Gas leaks and Carbon Monoxide in your home are the two of the most dangerous situations you can have. In the past month, we found eight gas leaks, and dual water heaters venting CO non-stop into the basement of a home. Sure we find missing insulation too, and showers that leak into the walls and ceiling, but gas and CO are far more ubiquitous.
It sounds bad, but in the past year, finding gas and CO has been a fairly common event.
Increasing energy efficiency, and reducing your carbon foot print are for sure some of the biggest energy issues of our day, but the health and safety aspects of a BPI certified Home Energy Audit, are far more important.
Gas fuel for home heating and cooking is, on balance, pretty safe. You don’t see news of homes exploding every day, but the long term health effects of living with a gas leak can be debilitating. Small gas leaks accumulate over time, and add a significant amount of pollutants to your home that can stress your immune system. A severe leak can reduce the amount of available oxygen resulting in dizziness, fatigue, nausea and headache. Lower concentrations can cause symptoms such as pneumonia, nausea, vomiting, irregular breathing, memory loss, and sinus pain. Some other adverse effects of gas exposure include flatulence, diarrhea, constipation, depression, pain in hands and legs.
Carbon Monoxide is a lighter-than-air, odorless gas found in combustion fumes. This is the result of burning natural gas, propane, or kerosene to heat your hot water, or for cooking. One of the most common sources of CO that I have seen is starting a car in an attached garage, even with the door open, another is a malfunctioning gas fireplace. I was told two stories this week about carbon monoxide catastrophe narrowly averted. One person was awaked in the middle of the night by their CO detector, and the other awoke to use the bathroom, to find themselves foggy headed, nauseas and short of breath.

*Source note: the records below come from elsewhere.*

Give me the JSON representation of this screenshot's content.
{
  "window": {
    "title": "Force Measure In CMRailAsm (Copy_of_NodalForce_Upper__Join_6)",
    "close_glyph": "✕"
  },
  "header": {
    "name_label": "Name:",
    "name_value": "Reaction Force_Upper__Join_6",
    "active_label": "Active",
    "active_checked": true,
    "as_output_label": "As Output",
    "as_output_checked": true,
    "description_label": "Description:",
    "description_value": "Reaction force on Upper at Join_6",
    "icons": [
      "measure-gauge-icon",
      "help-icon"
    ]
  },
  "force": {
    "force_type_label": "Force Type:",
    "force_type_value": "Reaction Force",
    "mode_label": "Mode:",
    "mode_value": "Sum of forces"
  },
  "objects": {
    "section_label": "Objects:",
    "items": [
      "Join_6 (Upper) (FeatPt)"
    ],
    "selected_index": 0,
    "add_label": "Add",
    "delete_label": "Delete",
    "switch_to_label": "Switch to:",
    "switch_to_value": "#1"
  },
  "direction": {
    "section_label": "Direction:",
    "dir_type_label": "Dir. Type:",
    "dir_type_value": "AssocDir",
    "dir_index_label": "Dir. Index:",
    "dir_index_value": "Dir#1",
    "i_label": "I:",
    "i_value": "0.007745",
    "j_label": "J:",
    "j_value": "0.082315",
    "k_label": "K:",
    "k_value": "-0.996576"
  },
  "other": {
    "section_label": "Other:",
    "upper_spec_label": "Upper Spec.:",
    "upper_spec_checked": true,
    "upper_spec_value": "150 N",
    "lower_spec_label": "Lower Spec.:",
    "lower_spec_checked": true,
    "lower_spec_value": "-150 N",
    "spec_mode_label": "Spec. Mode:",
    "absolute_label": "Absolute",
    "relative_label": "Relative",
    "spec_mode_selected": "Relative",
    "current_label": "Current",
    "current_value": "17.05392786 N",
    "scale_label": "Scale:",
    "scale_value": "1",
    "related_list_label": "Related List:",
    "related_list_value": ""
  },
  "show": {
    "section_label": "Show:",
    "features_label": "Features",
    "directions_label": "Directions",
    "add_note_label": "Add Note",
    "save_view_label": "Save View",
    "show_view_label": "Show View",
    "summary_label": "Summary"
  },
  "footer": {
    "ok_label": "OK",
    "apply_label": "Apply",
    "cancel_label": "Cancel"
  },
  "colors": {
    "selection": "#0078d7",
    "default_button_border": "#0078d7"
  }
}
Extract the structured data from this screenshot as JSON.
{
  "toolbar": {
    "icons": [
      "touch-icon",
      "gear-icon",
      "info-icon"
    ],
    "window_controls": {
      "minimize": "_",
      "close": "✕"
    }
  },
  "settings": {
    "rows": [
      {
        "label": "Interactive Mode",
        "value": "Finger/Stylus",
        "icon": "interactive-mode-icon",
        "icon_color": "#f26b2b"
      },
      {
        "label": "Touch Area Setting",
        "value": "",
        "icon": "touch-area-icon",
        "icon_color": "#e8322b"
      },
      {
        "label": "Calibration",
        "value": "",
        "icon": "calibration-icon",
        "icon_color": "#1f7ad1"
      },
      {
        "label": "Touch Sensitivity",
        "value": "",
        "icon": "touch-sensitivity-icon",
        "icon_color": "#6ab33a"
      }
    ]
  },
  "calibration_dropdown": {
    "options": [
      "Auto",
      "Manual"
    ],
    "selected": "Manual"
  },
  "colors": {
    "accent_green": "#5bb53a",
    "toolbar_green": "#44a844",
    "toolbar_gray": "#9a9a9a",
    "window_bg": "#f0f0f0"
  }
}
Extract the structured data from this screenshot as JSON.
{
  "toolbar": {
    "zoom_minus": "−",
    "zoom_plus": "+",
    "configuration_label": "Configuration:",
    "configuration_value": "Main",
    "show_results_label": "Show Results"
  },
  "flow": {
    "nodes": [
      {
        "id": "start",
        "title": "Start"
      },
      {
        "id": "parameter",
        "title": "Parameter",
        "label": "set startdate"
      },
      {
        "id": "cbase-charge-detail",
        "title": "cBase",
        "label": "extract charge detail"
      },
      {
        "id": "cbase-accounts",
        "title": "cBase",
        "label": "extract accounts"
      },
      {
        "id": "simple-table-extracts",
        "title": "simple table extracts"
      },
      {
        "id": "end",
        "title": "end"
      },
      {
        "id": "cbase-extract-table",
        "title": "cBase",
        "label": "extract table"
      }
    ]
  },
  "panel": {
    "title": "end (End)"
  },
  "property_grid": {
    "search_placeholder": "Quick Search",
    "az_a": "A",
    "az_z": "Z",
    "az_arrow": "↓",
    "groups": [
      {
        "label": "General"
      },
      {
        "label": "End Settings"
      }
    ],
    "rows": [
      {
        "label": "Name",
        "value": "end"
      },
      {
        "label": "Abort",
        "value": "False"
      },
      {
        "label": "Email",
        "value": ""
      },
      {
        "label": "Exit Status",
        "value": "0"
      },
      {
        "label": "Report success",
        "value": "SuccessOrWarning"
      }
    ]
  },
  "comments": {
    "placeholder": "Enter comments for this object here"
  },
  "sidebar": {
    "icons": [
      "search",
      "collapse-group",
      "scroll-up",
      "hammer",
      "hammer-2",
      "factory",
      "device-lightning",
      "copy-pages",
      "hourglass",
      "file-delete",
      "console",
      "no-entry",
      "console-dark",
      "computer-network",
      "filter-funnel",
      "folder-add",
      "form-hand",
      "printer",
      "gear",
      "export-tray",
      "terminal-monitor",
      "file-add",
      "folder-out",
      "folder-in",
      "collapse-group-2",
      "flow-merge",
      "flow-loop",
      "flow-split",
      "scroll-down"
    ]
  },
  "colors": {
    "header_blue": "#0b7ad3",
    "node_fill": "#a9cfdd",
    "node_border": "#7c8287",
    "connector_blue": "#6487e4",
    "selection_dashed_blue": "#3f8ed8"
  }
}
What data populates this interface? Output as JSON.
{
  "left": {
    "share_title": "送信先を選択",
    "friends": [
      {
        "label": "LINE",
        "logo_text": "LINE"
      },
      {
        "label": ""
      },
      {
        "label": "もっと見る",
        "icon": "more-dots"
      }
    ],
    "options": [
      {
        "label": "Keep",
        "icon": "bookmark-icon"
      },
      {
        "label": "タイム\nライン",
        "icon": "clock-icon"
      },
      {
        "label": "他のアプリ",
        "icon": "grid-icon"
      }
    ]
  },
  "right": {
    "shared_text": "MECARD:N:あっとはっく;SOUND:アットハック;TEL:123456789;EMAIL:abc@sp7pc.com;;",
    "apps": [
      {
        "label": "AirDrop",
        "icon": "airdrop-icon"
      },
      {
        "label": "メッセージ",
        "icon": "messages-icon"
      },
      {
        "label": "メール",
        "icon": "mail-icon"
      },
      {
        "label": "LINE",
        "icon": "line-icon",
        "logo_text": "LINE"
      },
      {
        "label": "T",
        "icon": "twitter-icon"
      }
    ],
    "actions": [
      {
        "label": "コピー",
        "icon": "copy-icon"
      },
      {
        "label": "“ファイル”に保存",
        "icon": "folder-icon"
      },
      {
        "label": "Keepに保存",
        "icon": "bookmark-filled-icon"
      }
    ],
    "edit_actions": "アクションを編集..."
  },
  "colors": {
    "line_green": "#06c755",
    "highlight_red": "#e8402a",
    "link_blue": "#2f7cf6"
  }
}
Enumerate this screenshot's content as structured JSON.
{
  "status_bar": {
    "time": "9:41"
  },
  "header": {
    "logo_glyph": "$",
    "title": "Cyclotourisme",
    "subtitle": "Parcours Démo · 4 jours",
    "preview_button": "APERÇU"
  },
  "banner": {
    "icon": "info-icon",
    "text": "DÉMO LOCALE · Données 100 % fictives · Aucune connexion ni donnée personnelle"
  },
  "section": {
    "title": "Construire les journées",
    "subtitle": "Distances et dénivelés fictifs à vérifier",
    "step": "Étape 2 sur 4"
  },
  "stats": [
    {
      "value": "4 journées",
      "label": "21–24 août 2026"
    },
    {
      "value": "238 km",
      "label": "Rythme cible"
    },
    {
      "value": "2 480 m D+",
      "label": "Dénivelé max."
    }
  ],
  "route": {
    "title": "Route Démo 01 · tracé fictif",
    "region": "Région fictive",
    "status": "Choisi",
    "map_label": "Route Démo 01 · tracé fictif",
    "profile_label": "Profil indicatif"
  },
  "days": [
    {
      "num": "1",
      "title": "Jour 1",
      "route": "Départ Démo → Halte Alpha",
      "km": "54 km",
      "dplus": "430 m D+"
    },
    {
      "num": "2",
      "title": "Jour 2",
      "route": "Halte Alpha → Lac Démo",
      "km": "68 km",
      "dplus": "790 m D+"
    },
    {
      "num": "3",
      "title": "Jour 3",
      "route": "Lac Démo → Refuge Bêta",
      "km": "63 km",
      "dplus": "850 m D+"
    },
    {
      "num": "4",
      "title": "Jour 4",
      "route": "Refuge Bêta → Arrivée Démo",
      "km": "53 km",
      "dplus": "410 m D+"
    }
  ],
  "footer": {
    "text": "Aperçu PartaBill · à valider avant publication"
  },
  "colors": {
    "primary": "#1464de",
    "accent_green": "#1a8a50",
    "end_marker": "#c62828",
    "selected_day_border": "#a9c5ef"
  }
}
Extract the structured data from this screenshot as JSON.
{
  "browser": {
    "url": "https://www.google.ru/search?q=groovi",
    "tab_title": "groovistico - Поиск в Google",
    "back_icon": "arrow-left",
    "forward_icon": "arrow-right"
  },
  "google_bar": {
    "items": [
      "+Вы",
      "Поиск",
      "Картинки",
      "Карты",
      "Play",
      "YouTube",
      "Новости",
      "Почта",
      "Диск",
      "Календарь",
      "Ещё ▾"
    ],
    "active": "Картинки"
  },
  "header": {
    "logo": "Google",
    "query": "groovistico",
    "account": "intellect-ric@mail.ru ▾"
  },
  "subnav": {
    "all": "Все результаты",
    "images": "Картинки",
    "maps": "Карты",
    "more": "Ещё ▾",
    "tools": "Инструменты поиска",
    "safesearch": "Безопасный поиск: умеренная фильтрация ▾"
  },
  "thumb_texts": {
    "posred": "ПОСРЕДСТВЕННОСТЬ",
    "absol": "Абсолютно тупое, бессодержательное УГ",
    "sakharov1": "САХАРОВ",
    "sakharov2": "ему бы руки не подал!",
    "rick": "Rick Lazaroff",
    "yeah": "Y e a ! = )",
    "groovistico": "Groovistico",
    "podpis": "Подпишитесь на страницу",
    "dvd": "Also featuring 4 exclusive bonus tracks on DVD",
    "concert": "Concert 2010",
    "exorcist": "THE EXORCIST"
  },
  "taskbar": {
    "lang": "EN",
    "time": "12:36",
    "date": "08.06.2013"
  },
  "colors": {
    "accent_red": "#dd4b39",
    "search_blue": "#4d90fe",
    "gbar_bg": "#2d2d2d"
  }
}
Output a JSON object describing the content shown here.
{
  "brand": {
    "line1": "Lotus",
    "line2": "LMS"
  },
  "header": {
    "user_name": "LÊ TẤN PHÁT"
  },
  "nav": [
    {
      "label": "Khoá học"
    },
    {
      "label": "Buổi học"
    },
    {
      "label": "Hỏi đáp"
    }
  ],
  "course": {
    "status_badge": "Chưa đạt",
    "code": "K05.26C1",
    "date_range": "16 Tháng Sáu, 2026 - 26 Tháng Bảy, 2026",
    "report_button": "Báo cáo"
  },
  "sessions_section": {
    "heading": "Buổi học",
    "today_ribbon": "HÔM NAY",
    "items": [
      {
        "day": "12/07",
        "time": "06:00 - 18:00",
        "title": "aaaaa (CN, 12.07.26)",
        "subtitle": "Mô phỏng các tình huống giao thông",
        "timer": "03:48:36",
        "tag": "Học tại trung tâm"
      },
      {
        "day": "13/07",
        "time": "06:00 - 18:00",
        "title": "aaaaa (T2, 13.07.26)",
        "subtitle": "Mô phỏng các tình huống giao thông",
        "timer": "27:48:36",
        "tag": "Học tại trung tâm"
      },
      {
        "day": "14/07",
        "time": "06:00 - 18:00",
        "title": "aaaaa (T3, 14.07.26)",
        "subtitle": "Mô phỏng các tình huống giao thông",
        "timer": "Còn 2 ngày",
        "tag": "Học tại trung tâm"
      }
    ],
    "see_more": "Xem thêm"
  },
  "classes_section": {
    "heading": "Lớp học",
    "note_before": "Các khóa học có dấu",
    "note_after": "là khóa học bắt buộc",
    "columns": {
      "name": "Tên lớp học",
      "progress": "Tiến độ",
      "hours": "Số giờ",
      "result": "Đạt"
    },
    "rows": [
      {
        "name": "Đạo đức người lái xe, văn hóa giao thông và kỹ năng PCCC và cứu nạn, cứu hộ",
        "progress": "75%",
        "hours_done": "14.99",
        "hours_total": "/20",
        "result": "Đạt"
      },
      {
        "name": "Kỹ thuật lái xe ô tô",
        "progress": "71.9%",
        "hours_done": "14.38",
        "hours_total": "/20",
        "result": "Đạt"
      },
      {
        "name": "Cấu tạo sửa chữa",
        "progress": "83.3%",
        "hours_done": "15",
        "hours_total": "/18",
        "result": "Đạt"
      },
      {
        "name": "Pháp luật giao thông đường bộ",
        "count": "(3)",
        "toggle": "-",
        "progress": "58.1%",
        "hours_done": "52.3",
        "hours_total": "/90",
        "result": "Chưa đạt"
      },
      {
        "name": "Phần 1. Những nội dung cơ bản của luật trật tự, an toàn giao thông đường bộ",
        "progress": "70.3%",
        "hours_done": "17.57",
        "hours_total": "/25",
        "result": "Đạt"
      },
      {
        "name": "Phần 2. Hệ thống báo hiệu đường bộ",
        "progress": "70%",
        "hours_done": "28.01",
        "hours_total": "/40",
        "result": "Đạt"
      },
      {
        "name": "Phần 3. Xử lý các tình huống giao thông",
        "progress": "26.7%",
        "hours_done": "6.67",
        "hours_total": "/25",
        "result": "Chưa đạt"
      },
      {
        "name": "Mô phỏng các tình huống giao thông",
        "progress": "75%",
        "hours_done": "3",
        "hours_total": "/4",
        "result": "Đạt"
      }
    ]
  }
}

If you don’t have a CO monitor in your home, you need at least two; One within ten feet of your bedrooms, and the other near your furnace and hot water heater. We use a CO monitoring device,the NSI 3000, that alarms at 15 parts per million of CO rather than the industry standard 70 ppm. I prefer to know there is a problem before the stakes are dire. For more about the NSI 3000 see: http://www.nationalcomfortinstitute.com/members/products2.cfm?product_id=21&Cat=Consumer%20Products
Carbon monoxide takes the place of oxygen molecules on your red blood cells, starving you body for oxygen, damaging tissues, and in high concentration can cause death in under a minute. Symptoms include dizziness, fatigue, nausea, confusion, chest pain and headache. CO poisoning can be difficult to diagnose because it mimics the symptoms of other illnesses. People with heart or respiratory disease, infants and small children are at particular risk. Every year 400 people die from unintentional CO exposure and over 20,000 visit the emergency room due to CO poisoning. Read more: http://www.cdc.gov/co/faqs.htm
To prevent this problem all combustion appliances must be properly vented to the outside with sufficient draft to suck the pollutants up the chimney and out of the house. The Building Performance Institute standards used by BPI certified contractors require the rigorous testing of combustion appliances for just this reason.
I have been in houses that are hundreds of years old, and houses that are years old. I am always amazed at what I find.
Get a Comprehensive Home Energy Assessment from a BPI certified contractor, and learn what you can do to make your home safer, healthier, less expensive to operate and more environmentally responsible. You could help save the planet, but you might just save your life.